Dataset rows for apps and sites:
============

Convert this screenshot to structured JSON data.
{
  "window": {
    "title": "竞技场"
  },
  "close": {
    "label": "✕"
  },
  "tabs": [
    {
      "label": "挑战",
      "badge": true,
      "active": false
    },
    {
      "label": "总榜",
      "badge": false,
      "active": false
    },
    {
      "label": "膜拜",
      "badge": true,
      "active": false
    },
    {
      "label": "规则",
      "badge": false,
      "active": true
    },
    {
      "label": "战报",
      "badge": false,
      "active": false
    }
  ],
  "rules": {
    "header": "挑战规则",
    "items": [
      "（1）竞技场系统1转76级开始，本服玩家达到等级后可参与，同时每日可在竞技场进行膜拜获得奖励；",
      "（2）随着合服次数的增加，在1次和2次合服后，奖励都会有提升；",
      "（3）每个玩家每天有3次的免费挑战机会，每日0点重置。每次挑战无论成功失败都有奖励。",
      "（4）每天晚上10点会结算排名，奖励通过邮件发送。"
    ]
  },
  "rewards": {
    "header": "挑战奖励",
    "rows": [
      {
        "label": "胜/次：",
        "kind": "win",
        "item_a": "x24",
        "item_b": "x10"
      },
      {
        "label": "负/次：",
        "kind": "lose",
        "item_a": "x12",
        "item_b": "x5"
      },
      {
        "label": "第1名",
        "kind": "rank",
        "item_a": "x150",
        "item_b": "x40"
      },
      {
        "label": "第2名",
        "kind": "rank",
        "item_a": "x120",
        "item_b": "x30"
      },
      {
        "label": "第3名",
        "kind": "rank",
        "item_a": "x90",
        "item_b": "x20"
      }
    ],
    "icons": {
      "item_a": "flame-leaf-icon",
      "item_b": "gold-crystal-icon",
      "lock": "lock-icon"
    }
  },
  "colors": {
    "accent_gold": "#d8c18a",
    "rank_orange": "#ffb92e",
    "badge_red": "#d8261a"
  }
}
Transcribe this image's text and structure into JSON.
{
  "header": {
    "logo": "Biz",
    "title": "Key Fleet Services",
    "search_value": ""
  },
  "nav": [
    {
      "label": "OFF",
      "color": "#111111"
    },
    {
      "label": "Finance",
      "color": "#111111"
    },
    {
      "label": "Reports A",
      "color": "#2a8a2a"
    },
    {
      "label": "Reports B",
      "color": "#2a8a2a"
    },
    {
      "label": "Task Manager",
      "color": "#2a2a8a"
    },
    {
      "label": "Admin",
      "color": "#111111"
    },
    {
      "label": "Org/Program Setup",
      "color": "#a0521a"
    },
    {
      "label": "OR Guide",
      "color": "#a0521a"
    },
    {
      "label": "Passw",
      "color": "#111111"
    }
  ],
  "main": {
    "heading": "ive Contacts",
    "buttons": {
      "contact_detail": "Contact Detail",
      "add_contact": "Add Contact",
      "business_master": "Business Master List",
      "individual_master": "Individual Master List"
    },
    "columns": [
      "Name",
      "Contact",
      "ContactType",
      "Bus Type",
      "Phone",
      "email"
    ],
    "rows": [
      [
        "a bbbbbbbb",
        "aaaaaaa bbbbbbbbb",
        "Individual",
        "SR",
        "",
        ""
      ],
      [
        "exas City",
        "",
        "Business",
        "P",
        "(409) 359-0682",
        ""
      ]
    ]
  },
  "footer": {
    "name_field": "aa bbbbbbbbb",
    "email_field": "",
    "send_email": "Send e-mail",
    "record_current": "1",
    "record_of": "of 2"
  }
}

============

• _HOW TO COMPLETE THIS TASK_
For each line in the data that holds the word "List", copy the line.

• _SOLUTION BELOW_
      "business_master": "Business Master List",
      "individual_master": "Individual Master List"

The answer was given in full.